BEGIN

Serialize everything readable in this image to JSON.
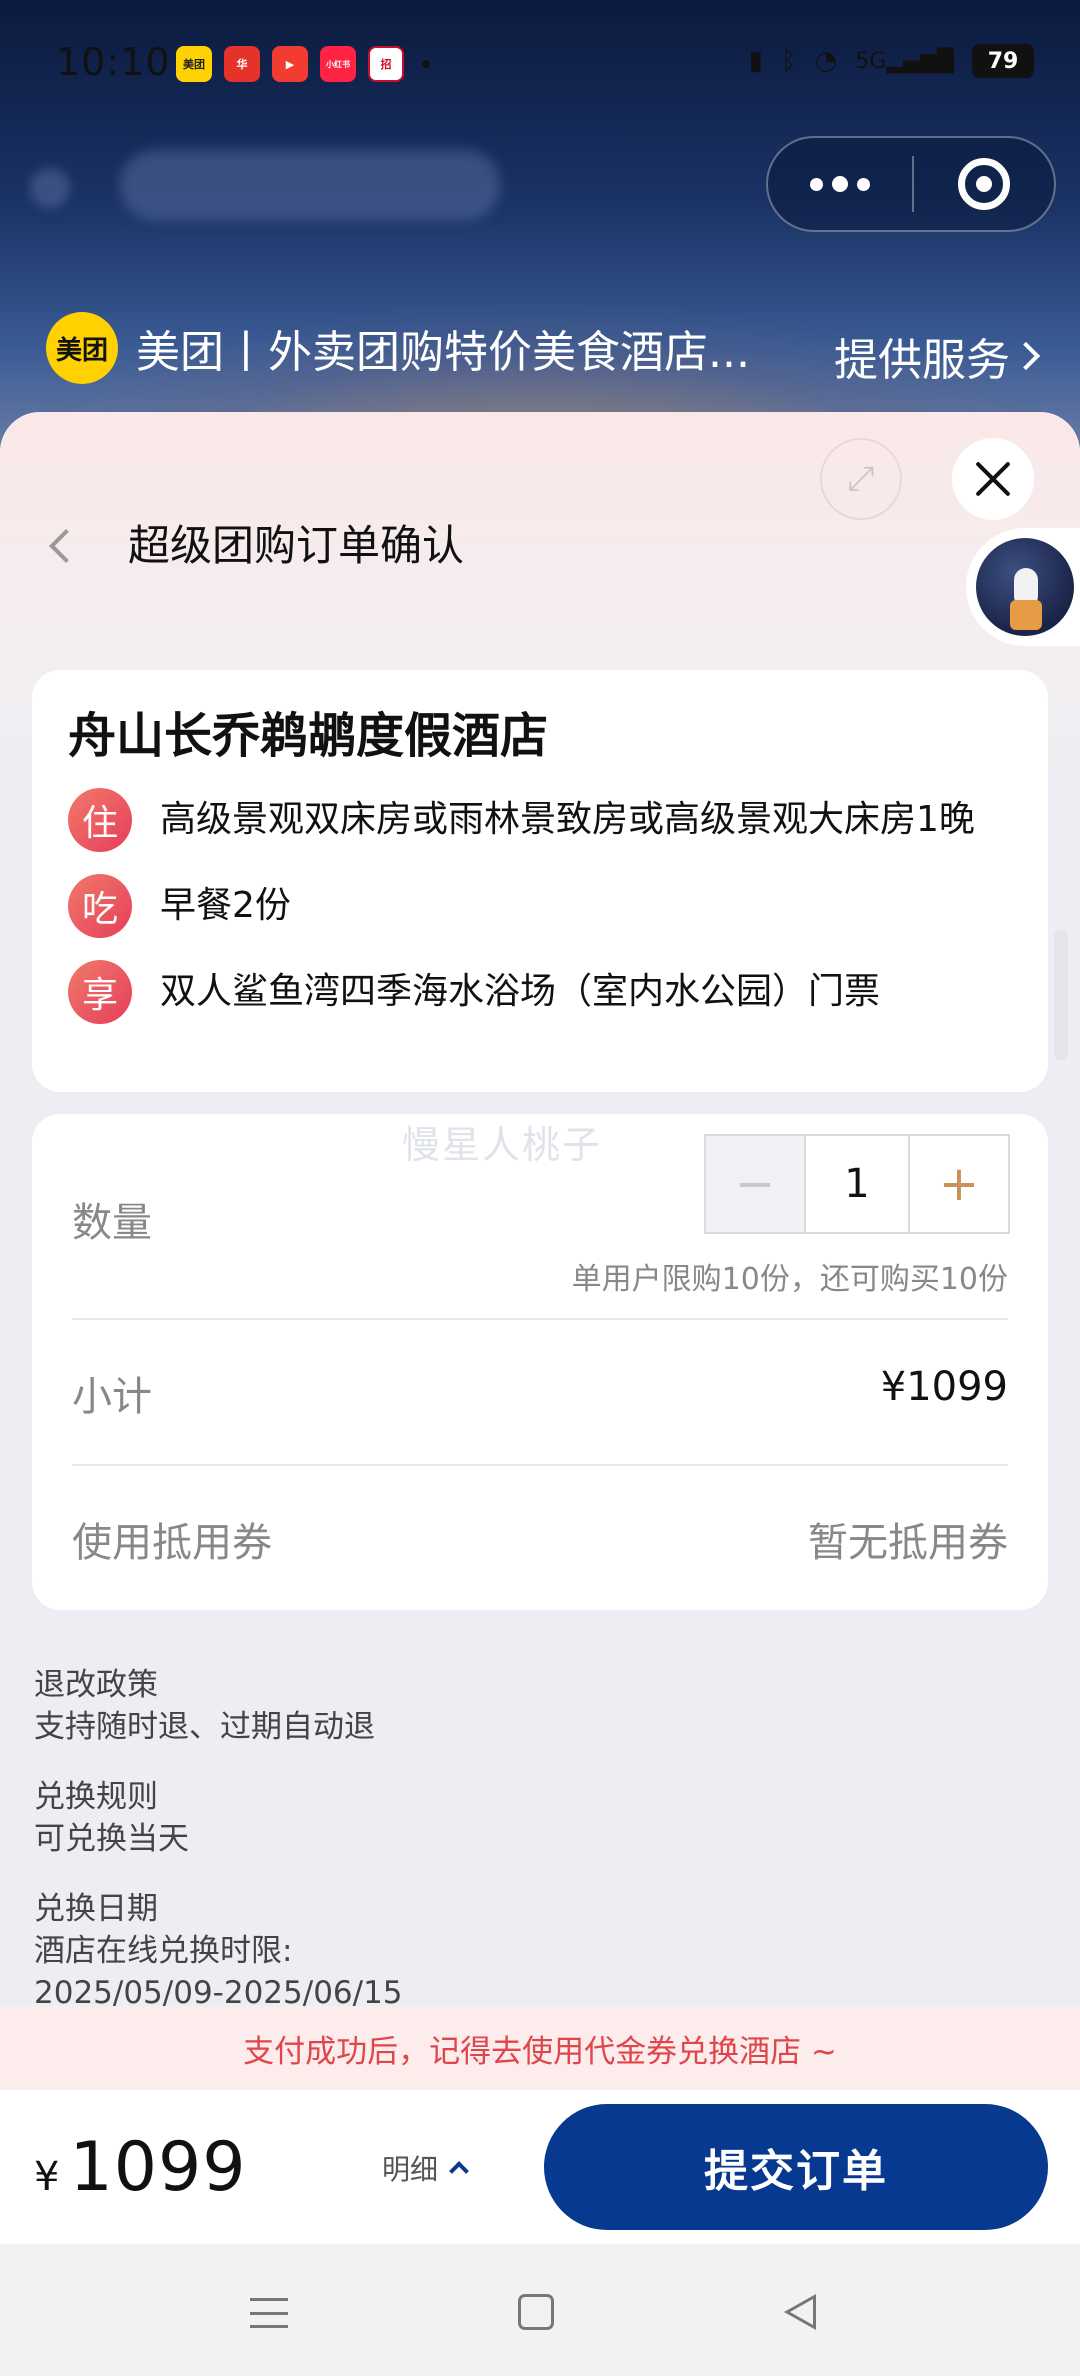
{
  "status_bar": {
    "time": "10:10",
    "notif_apps": [
      "美团",
      "华",
      "▶",
      "小红书",
      "招"
    ],
    "battery": "79",
    "network": "5G"
  },
  "capsule": {
    "more_icon": "more-dots-icon",
    "close_icon": "target-icon"
  },
  "service": {
    "logo": "美团",
    "title": "美团丨外卖团购特价美食酒店...",
    "link": "提供服务"
  },
  "page": {
    "title": "超级团购订单确认"
  },
  "hotel": {
    "name": "舟山长乔鹈鹕度假酒店",
    "features": [
      {
        "badge": "住",
        "text": "高级景观双床房或雨林景致房或高级景观大床房1晚"
      },
      {
        "badge": "吃",
        "text": "早餐2份"
      },
      {
        "badge": "享",
        "text": "双人鲨鱼湾四季海水浴场（室内水公园）门票"
      }
    ]
  },
  "order": {
    "watermark": "慢星人桃子",
    "quantity_label": "数量",
    "quantity_value": "1",
    "minus": "−",
    "plus": "+",
    "limit_note": "单用户限购10份，还可购买10份",
    "subtotal_label": "小计",
    "subtotal_value": "¥1099",
    "coupon_label": "使用抵用券",
    "coupon_value": "暂无抵用券"
  },
  "policy": {
    "refund_title": "退改政策",
    "refund_text": "支持随时退、过期自动退",
    "exchange_title": "兑换规则",
    "exchange_text": "可兑换当天",
    "date_title": "兑换日期",
    "date_line1": "酒店在线兑换时限:",
    "date_line2": "2025/05/09-2025/06/15"
  },
  "tip": "支付成功后，记得去使用代金券兑换酒店 ~",
  "bottom": {
    "currency": "¥",
    "amount": "1099",
    "detail": "明细",
    "submit": "提交订单"
  },
  "colors": {
    "brand_blue": "#06398f",
    "badge_red": "#e63e5a",
    "tip_red": "#e0454b",
    "meituan_yellow": "#ffd100"
  }
}
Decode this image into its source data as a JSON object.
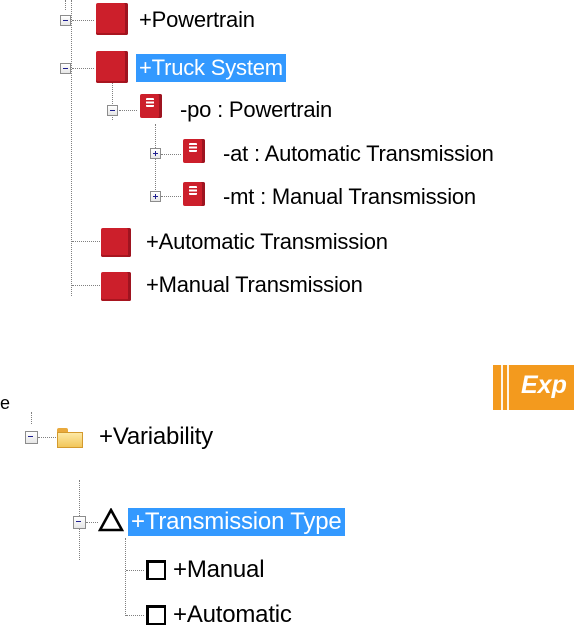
{
  "tree_top": {
    "items": [
      {
        "label": "+Powertrain",
        "icon": "block-icon",
        "selected": false
      },
      {
        "label": "+Truck System",
        "icon": "block-icon",
        "selected": true
      },
      {
        "label": "-po : Powertrain",
        "icon": "part-icon",
        "selected": false
      },
      {
        "label": "-at : Automatic Transmission",
        "icon": "part-icon",
        "selected": false
      },
      {
        "label": "-mt : Manual Transmission",
        "icon": "part-icon",
        "selected": false
      },
      {
        "label": "+Automatic Transmission",
        "icon": "block-icon",
        "selected": false
      },
      {
        "label": "+Manual Transmission",
        "icon": "block-icon",
        "selected": false
      }
    ]
  },
  "banner": {
    "text": "Exp",
    "color": "#f39a1e"
  },
  "edge_fragment": "e",
  "tree_bottom": {
    "items": [
      {
        "label": "+Variability",
        "icon": "folder-icon",
        "selected": false
      },
      {
        "label": "+Transmission Type",
        "icon": "triangle-icon",
        "selected": true
      },
      {
        "label": "+Manual",
        "icon": "variant-icon",
        "selected": false
      },
      {
        "label": "+Automatic",
        "icon": "variant-icon",
        "selected": false
      }
    ]
  },
  "colors": {
    "selection": "#3399ff",
    "block": "#cc1f2b",
    "accent": "#f39a1e"
  }
}
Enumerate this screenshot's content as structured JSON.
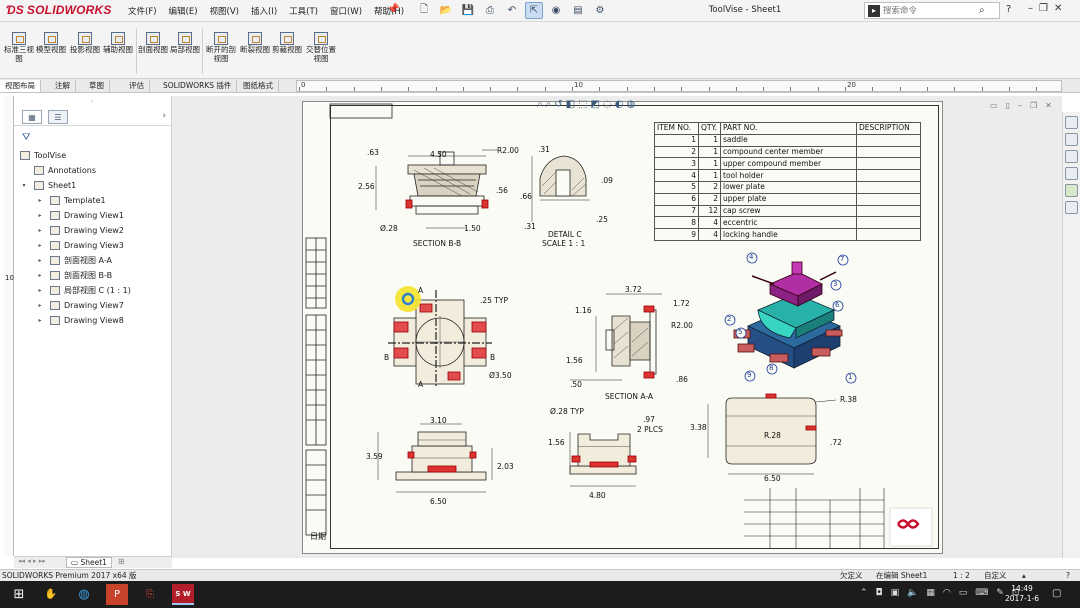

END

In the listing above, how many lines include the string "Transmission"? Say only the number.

5